Sycamore's Elijah Meier follows the blocking of Lincoln Cooley through the Carmel line during their Class 5A second round playoff game Saturday, Nov. 5, 2022, at Carmel Catholic High School in Mundelein.

Last season culminated with 12 tackles for Lincoln Cooley in a season-ending loss to eventual state champion Fenwick.

It turns out, that was just the start for the Sycamore offensive and defensive lineman.

Cooley had another strong defensive year with 45 tackles and three sacks, and he was the main blocker for three 600-yard running backs as the Spartans again reached the Class 5A semifinals, again losing to a private school that would go on to win a state title – this time Nazareth.

Cooley was a part of a senior class that included nine three-year starters, including himself. He was a three-year all-conference selection, helping the Spartans go 6-0 to win an Interstate 8 title in the COVID-shortened spring 2021 campaign then reach the semis each of the past two years.

For his accomplishments and leadership Cooley is named the 2022 Daily Chronicle Football Player of the Year for the second straight season

“It was really fun,” Cooley said. “Even with the outcome we had, it was still a really successful year. We accomplished a lot. It was a good run.”

The Spartans were 12-1 this season and recorded six shutouts. Five of them were against playoff teams and two were in the postseason.

“I think the legacy from a record standpoint stands for itself,” Sycamore coach Joe Ryan said. “But it’s also a legacy of they showed what to do to be successful. This doesn’t happen. You don’t just show up and have three-year starters. It just doesn’t happen that way. It’s through a lot of hard work in the offseason, a lot of hard work in the weight room. They really enjoyed competing with each other and against each other sometimes in practice. ... That isn’t always there for everybody, and I think our younger kids got to see how competitive this group is.”

Ryan said Cooley was at the center of that.

“He worked every day, worked hard in the offseason,” Ryan said. “His weight totals are as high as we’ve had with anybody. He didn’t rest on his laurels after his junior year. We worked and improved to get bigger and stronger. That’s what made him so dominating.”

Ryan said he wasn’t sure if Cooley would be able to improve on his 2021 campaign. But that was goal No. 1, and both player and coach said that mission was accomplished.

“That was one of my goals at the beginning of the year, to improve and be better than I was last year,” Cooley said. “I think I did.”

Ryan said Cooley needed to work on finishing his blocks offensively and said it seemed like he took joy in finishing the play on top of an opposing player.

It was a notion Cooley agreed with.

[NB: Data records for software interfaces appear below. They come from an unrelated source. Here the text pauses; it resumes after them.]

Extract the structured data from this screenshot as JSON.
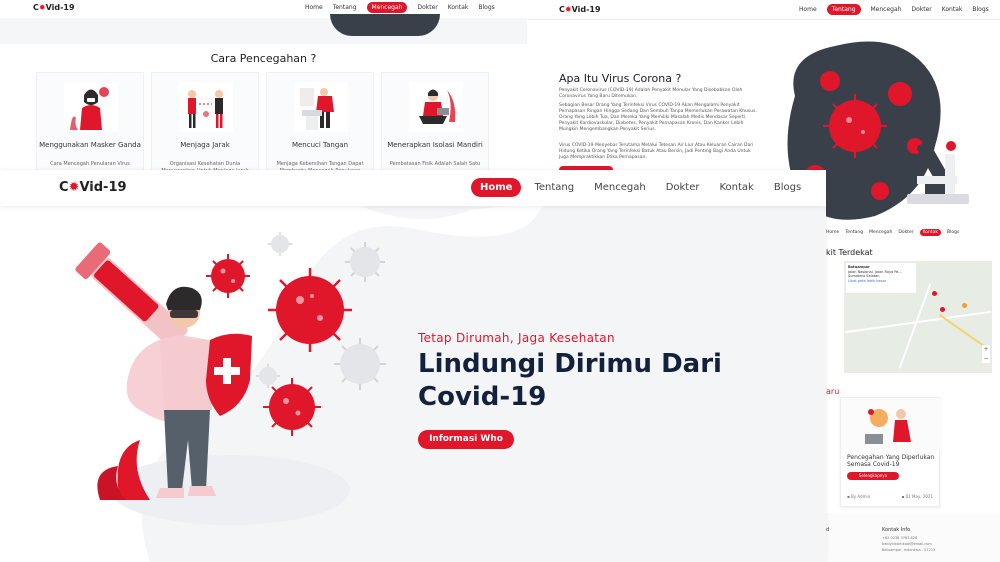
{
  "nav": {
    "logo_text": "Vid-19",
    "items": [
      "Home",
      "Tentang",
      "Mencegah",
      "Dokter",
      "Kontak",
      "Blogs"
    ]
  },
  "hero": {
    "tagline": "Tetap Dirumah, Jaga Kesehatan",
    "headline": "Lindungi Dirimu Dari Covid-19",
    "cta_label": "Informasi Who"
  },
  "prevention": {
    "title": "Cara Pencegahan ?",
    "cards": [
      {
        "title": "Menggunakan Masker Ganda",
        "desc": "Cara Mencegah Penularan Virus"
      },
      {
        "title": "Menjaga Jarak",
        "desc": "Organisasi Kesehatan Dunia Menyarankan Untuk Menjaga Jarak"
      },
      {
        "title": "Mencuci Tangan",
        "desc": "Menjaga Kebersihan Tangan Dapat Membantu Mencegah Penularan"
      },
      {
        "title": "Menerapkan Isolasi Mandiri",
        "desc": "Pembatasan Fisik Adalah Salah Satu"
      }
    ]
  },
  "about": {
    "title": "Apa Itu Virus Corona ?",
    "paragraphs": [
      "Penyakit Coronavirus (COVID-19) Adalah Penyakit Menular Yang Disebabkan Oleh Coronavirus Yang Baru Ditemukan.",
      "Sebagian Besar Orang Yang Terinfeksi Virus COVID-19 Akan Mengalami Penyakit Pernapasan Ringan Hingga Sedang Dan Sembuh Tanpa Memerlukan Perawatan Khusus. Orang Yang Lebih Tua, Dan Mereka Yang Memiliki Masalah Medis Mendasar Seperti Penyakit Kardiovaskular, Diabetes, Penyakit Pernapasan Kronis, Dan Kanker Lebih Mungkin Mengembangkan Penyakit Serius.",
      "Virus COVID-19 Menyebar Terutama Melalui Tetesan Air Liur Atau Keluaran Cairan Dari Hidung Ketika Orang Yang Terinfeksi Batuk Atau Bersin, Jadi Penting Bagi Anda Untuk Juga Mempraktikkan Etika Pernapasan."
    ]
  },
  "map_section": {
    "title": "kit Terdekat",
    "info_title": "Batuampar",
    "info_line": "Jalan Nasional, Jalan Raya Pa... Sumatera Selatan",
    "info_link": "Lihat peta lebih besar",
    "zoom_in": "+",
    "zoom_out": "−"
  },
  "blog": {
    "title": "aru",
    "post_title": "Pencegahan Yang Diperlukan Semasa Covid-19",
    "button": "Selengkapnya",
    "author": "By Admin",
    "date": "01 May, 2021"
  },
  "footer": {
    "left_label": "d",
    "contact_title": "Kontak Info",
    "phone": "+62 0238 3765 828",
    "email": "bebiyinkartikadi@email.com",
    "address": "Batuampar, Indonesia - 27213"
  },
  "colors": {
    "accent": "#e0162b",
    "dark_blob": "#3a4049",
    "headline": "#14213d"
  }
}
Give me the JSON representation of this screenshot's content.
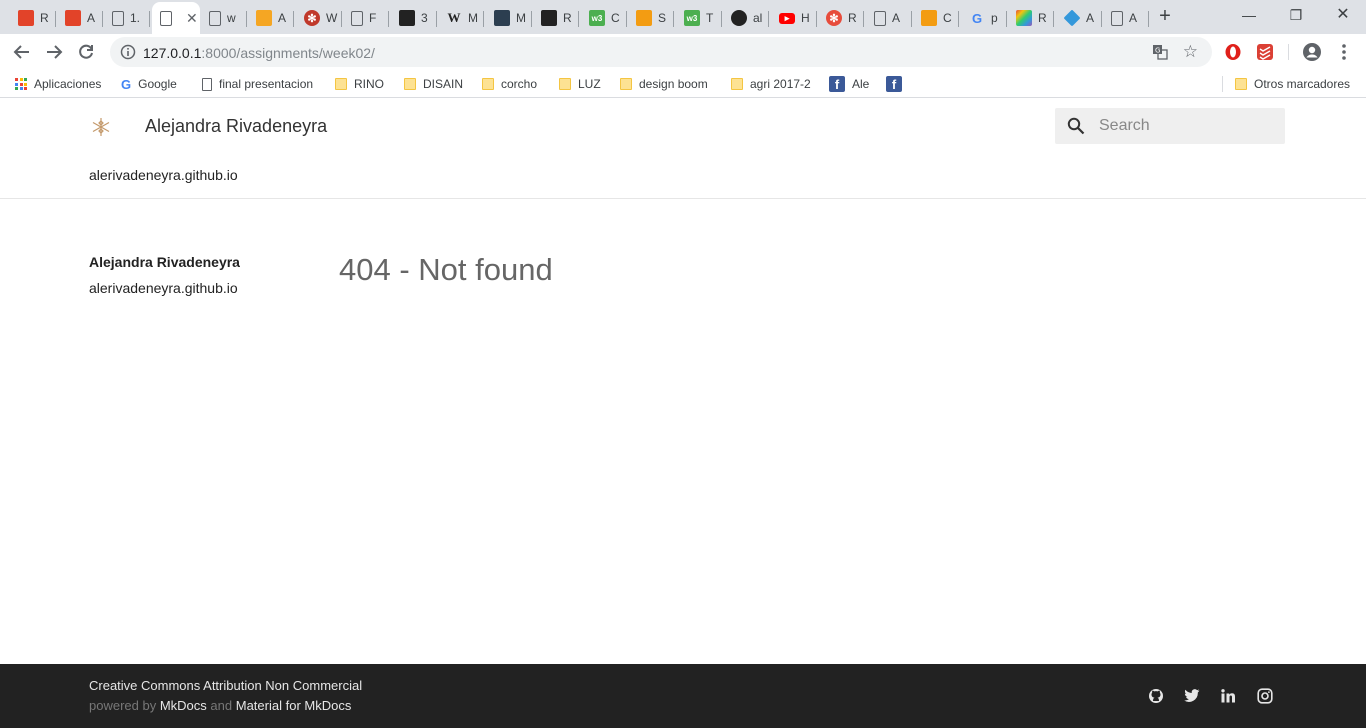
{
  "browser": {
    "tabs": [
      {
        "label": "R",
        "icon": "gitlab-icon",
        "color": "#e24329"
      },
      {
        "label": "A",
        "icon": "gitlab-icon",
        "color": "#e24329"
      },
      {
        "label": "1.",
        "icon": "page-icon",
        "color": "#5f6368"
      },
      {
        "label": "",
        "icon": "page-icon",
        "color": "#5f6368",
        "active": true
      },
      {
        "label": "w",
        "icon": "page-icon",
        "color": "#5f6368"
      },
      {
        "label": "A",
        "icon": "infinity-icon",
        "color": "#f5a623"
      },
      {
        "label": "W",
        "icon": "globe-icon",
        "color": "#c0392b"
      },
      {
        "label": "F",
        "icon": "page-icon",
        "color": "#5f6368"
      },
      {
        "label": "3",
        "icon": "graduation-cap-icon",
        "color": "#222222"
      },
      {
        "label": "M",
        "icon": "wikipedia-icon",
        "color": "#222222"
      },
      {
        "label": "M",
        "icon": "document-icon",
        "color": "#2c3e50"
      },
      {
        "label": "R",
        "icon": "book-icon",
        "color": "#222222"
      },
      {
        "label": "C",
        "icon": "w3-icon",
        "color": "#4caf50"
      },
      {
        "label": "S",
        "icon": "slash-icon",
        "color": "#f39c12"
      },
      {
        "label": "T",
        "icon": "w3-icon",
        "color": "#4caf50"
      },
      {
        "label": "al",
        "icon": "github-icon",
        "color": "#222222"
      },
      {
        "label": "H",
        "icon": "youtube-icon",
        "color": "#ff0000"
      },
      {
        "label": "R",
        "icon": "asterisk-icon",
        "color": "#e74c3c"
      },
      {
        "label": "A",
        "icon": "page-icon",
        "color": "#5f6368"
      },
      {
        "label": "C",
        "icon": "q-icon",
        "color": "#f39c12"
      },
      {
        "label": "p",
        "icon": "google-icon",
        "color": "#4285f4"
      },
      {
        "label": "R",
        "icon": "grid-color-icon",
        "color": "#9b59b6"
      },
      {
        "label": "A",
        "icon": "diamond-icon",
        "color": "#3498db"
      },
      {
        "label": "A",
        "icon": "page-icon",
        "color": "#5f6368"
      }
    ],
    "close_glyph": "✕",
    "new_tab_glyph": "+",
    "url_host": "127.0.0.1",
    "url_path": ":8000/assignments/week02/",
    "bookmarks": [
      {
        "label": "Aplicaciones",
        "icon": "apps-icon"
      },
      {
        "label": "Google",
        "icon": "google-icon"
      },
      {
        "label": "final presentacion",
        "icon": "page-icon"
      },
      {
        "label": "RINO",
        "icon": "folder-icon"
      },
      {
        "label": "DISAIN",
        "icon": "folder-icon"
      },
      {
        "label": "corcho",
        "icon": "folder-icon"
      },
      {
        "label": "LUZ",
        "icon": "folder-icon"
      },
      {
        "label": "design boom",
        "icon": "folder-icon"
      },
      {
        "label": "agri 2017-2",
        "icon": "folder-icon"
      },
      {
        "label": "Ale",
        "icon": "facebook-icon"
      },
      {
        "label": "",
        "icon": "facebook-icon"
      }
    ],
    "other_bookmarks": "Otros marcadores"
  },
  "site": {
    "title": "Alejandra Rivadeneyra",
    "repo": "alerivadeneyra.github.io",
    "search_placeholder": "Search",
    "sidebar_title": "Alejandra Rivadeneyra",
    "sidebar_repo": "alerivadeneyra.github.io",
    "content_title": "404 - Not found",
    "footer": {
      "license": "Creative Commons Attribution Non Commercial",
      "powered_prefix": "powered by",
      "mkdocs": "MkDocs",
      "and": "and",
      "material": "Material for MkDocs"
    },
    "accent_color": "#e6e6e6",
    "footer_bg": "#222222"
  }
}
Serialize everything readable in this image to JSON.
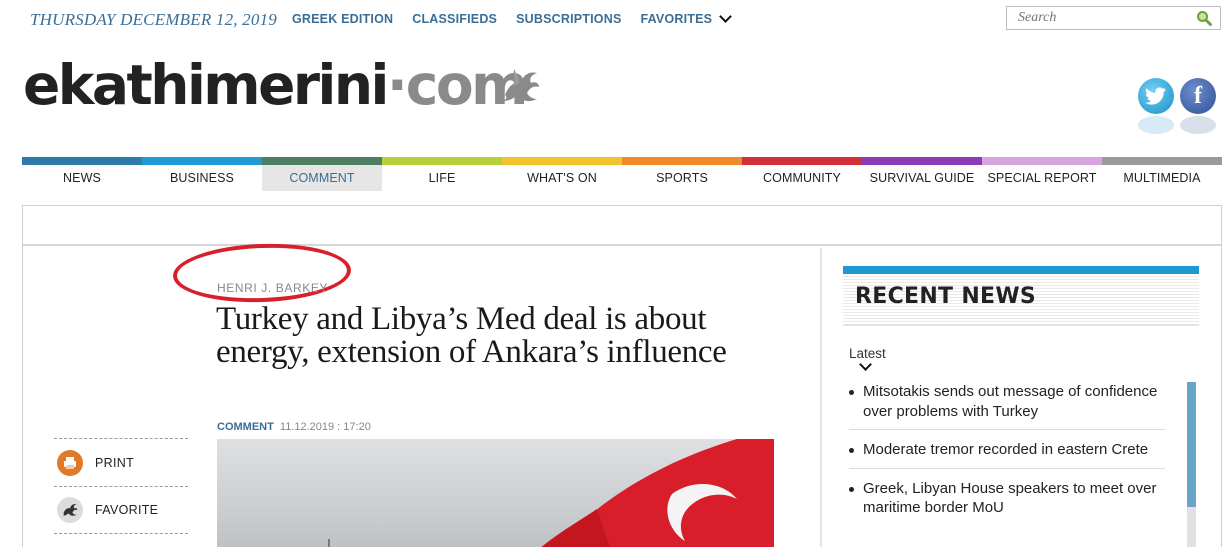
{
  "topbar": {
    "date": "THURSDAY DECEMBER 12, 2019",
    "links": [
      "GREEK EDITION",
      "CLASSIFIEDS",
      "SUBSCRIPTIONS"
    ],
    "favorites": "FAVORITES",
    "search_placeholder": "Search"
  },
  "logo": {
    "main": "ekathimerini",
    "dot": "·",
    "com": "com"
  },
  "social": {
    "twitter_glyph": "t",
    "facebook_glyph": "f"
  },
  "nav": {
    "items": [
      {
        "label": "NEWS",
        "color": "#2e7aa8"
      },
      {
        "label": "BUSINESS",
        "color": "#1f9ad6"
      },
      {
        "label": "COMMENT",
        "color": "#4d7e62"
      },
      {
        "label": "LIFE",
        "color": "#b5d13b"
      },
      {
        "label": "WHAT'S ON",
        "color": "#f2c32b"
      },
      {
        "label": "SPORTS",
        "color": "#ee8a2a"
      },
      {
        "label": "COMMUNITY",
        "color": "#d12f3a"
      },
      {
        "label": "SURVIVAL GUIDE",
        "color": "#8a3bb8"
      },
      {
        "label": "SPECIAL REPORT",
        "color": "#d8a4e0"
      },
      {
        "label": "MULTIMEDIA",
        "color": "#9a9a9a"
      }
    ],
    "active": "COMMENT"
  },
  "article": {
    "author": "HENRI J. BARKEY",
    "headline": "Turkey and Libya’s Med deal is about energy, extension of Ankara’s influence",
    "category": "COMMENT",
    "date": "11.12.2019 : 17:20"
  },
  "tools": {
    "print": "PRINT",
    "favorite": "FAVORITE"
  },
  "sidebar": {
    "title": "RECENT NEWS",
    "tab": "Latest",
    "news": [
      "Mitsotakis sends out message of confidence over problems with Turkey",
      "Moderate tremor recorded in eastern Crete",
      "Greek, Libyan House speakers to meet over maritime border MoU"
    ]
  },
  "colors": {
    "accent": "#3a6e96",
    "annotation_circle": "#d8202a",
    "sidebar_bar": "#1f97cf"
  }
}
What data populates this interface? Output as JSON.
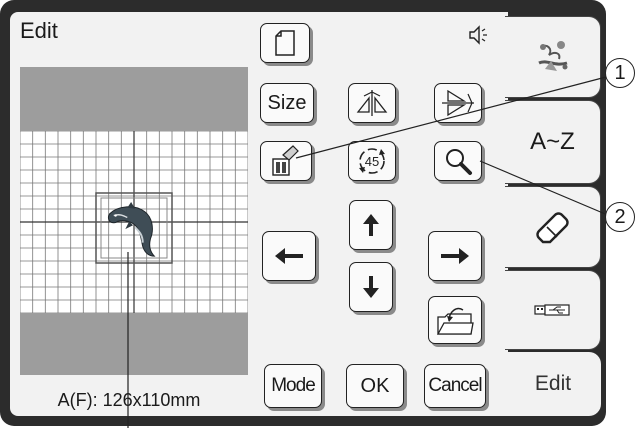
{
  "header": {
    "title": "Edit"
  },
  "status": {
    "size_text": "A(F): 126x110mm"
  },
  "buttons": {
    "size_label": "Size",
    "mode_label": "Mode",
    "ok_label": "OK",
    "cancel_label": "Cancel",
    "rotate_label": "45"
  },
  "tabs": {
    "alphabet_label": "A~Z",
    "edit_label": "Edit"
  },
  "callouts": {
    "one": "1",
    "two": "2"
  },
  "icons": [
    "page-icon",
    "speaker-icon",
    "mirror-horizontal-icon",
    "mirror-vertical-icon",
    "delete-icon",
    "rotate-icon",
    "magnify-icon",
    "arrow-up-icon",
    "arrow-down-icon",
    "arrow-left-icon",
    "arrow-right-icon",
    "open-folder-icon",
    "embroidery-pattern-icon",
    "eraser-icon",
    "usb-icon"
  ],
  "colors": {
    "frame": "#2c2c2c",
    "screen": "#f2f2f2",
    "preview_bg": "#9d9d9d"
  }
}
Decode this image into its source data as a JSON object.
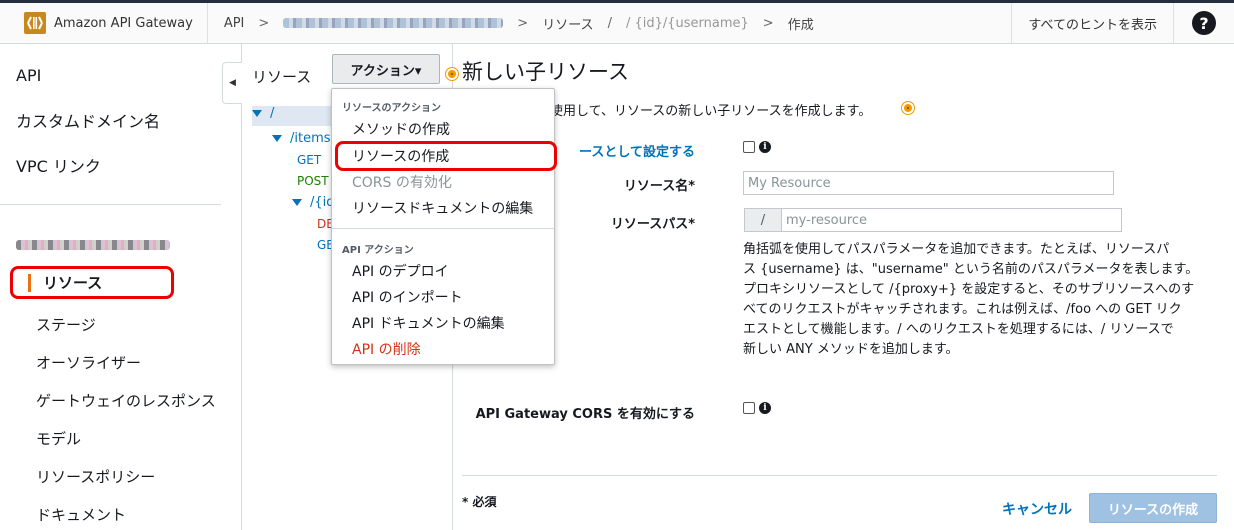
{
  "header": {
    "product": "Amazon API Gateway",
    "breadcrumb": {
      "api": "API",
      "resources": "リソース",
      "resource_path": "/ {id}/{username}",
      "create": "作成"
    },
    "show_hints": "すべてのヒントを表示",
    "help": "?"
  },
  "sidebar": {
    "top_items": [
      "API",
      "カスタムドメイン名",
      "VPC リンク"
    ],
    "sub_items": [
      {
        "label": "リソース",
        "active": true
      },
      {
        "label": "ステージ"
      },
      {
        "label": "オーソライザー"
      },
      {
        "label": "ゲートウェイのレスポンス"
      },
      {
        "label": "モデル"
      },
      {
        "label": "リソースポリシー"
      },
      {
        "label": "ドキュメント"
      }
    ]
  },
  "resources_panel": {
    "title": "リソース",
    "actions_label": "アクション▾",
    "tree": {
      "root": "/",
      "items": "/items",
      "get": "GET",
      "post": "POST",
      "id": "/{id}",
      "delete": "DELETE",
      "get2": "GET"
    }
  },
  "actions_menu": {
    "resource_header": "リソースのアクション",
    "resource_items": [
      "メソッドの作成",
      "リソースの作成",
      "CORS の有効化",
      "リソースドキュメントの編集"
    ],
    "api_header": "API アクション",
    "api_items": [
      "API のデプロイ",
      "API のインポート",
      "API ドキュメントの編集",
      "API の削除"
    ]
  },
  "form": {
    "title": "新しい子リソース",
    "description": "使用して、リソースの新しい子リソースを作成します。",
    "proxy_label_part": "ースとして設定する",
    "resource_name_label": "リソース名*",
    "resource_name_placeholder": "My Resource",
    "resource_path_label": "リソースパス*",
    "path_prefix": "/",
    "resource_path_placeholder": "my-resource",
    "help_lines": [
      "角括弧を使用してパスパラメータを追加できます。たとえば、リソースパ",
      "ス {username} は、\"username\" という名前のパスパラメータを表します。",
      "プロキシリソースとして /{proxy+} を設定すると、そのサブリソースへのす",
      "べてのリクエストがキャッチされます。これは例えば、/foo への GET リク",
      "エストとして機能します。/ へのリクエストを処理するには、/ リソースで",
      "新しい ANY メソッドを追加します。"
    ],
    "cors_label": "API Gateway CORS を有効にする",
    "required_note": "* 必須",
    "cancel": "キャンセル",
    "submit": "リソースの作成"
  },
  "colors": {
    "accent_orange": "#ec7211",
    "link_blue": "#0073bb",
    "highlight_red": "#e00000",
    "disabled_button": "#9fc2e2"
  }
}
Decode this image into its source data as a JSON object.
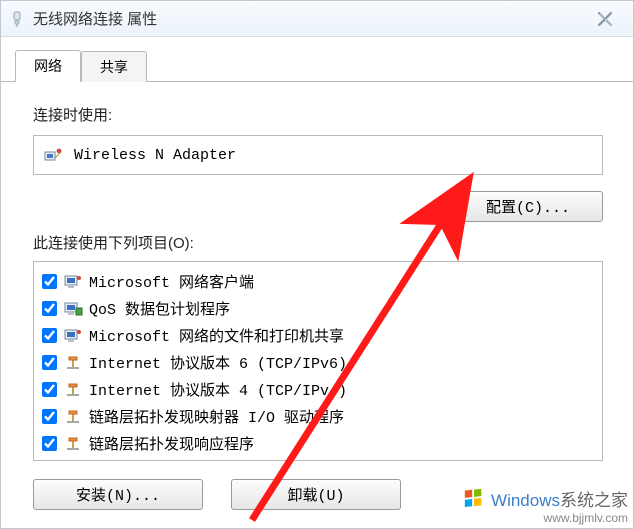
{
  "window": {
    "title": "无线网络连接 属性"
  },
  "tabs": {
    "network": "网络",
    "sharing": "共享"
  },
  "labels": {
    "connect_using": "连接时使用:",
    "items_label": "此连接使用下列项目(O):"
  },
  "adapter": {
    "name": "Wireless N Adapter"
  },
  "buttons": {
    "configure": "配置(C)...",
    "install": "安装(N)...",
    "uninstall": "卸载(U)"
  },
  "items": [
    {
      "checked": true,
      "icon": "client",
      "label": "Microsoft 网络客户端"
    },
    {
      "checked": true,
      "icon": "qos",
      "label": "QoS 数据包计划程序"
    },
    {
      "checked": true,
      "icon": "client",
      "label": "Microsoft 网络的文件和打印机共享"
    },
    {
      "checked": true,
      "icon": "protocol",
      "label": "Internet 协议版本 6 (TCP/IPv6)"
    },
    {
      "checked": true,
      "icon": "protocol",
      "label": "Internet 协议版本 4 (TCP/IPv4)"
    },
    {
      "checked": true,
      "icon": "protocol",
      "label": "链路层拓扑发现映射器 I/O 驱动程序"
    },
    {
      "checked": true,
      "icon": "protocol",
      "label": "链路层拓扑发现响应程序"
    }
  ],
  "watermark": {
    "brand": "Windows",
    "sub": "系统之家",
    "url": "www.bjjmlv.com"
  }
}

“It’s just dominating the guy in front of you and running someone over,” Cooley said. “We’ve got to lead the way for them. It’s fun leading the way for them and seeing them achieve all that.”

Cooley said he hasn’t finalized any college plans, including which sport he wants to play – he’s also a state qualifying wrestler.

Ryan said he feels Cooley can be an asset to a college team and thinks coaches are too caught up in things like height and weight, something that works against the 6-foot, 290-pound Cooley.

“I understand about measurables, but I also understand what a really good football player is,” Ryan said. “I know he can compete at the next level. People see him, maybe a shade under 6-foot, 300 pounds, and they don’t think he has the arm length to go against some of the bigger offensive linemen. ... A lot of football players with not quite the right measurables can win you a lot of football games at a lot of levels.”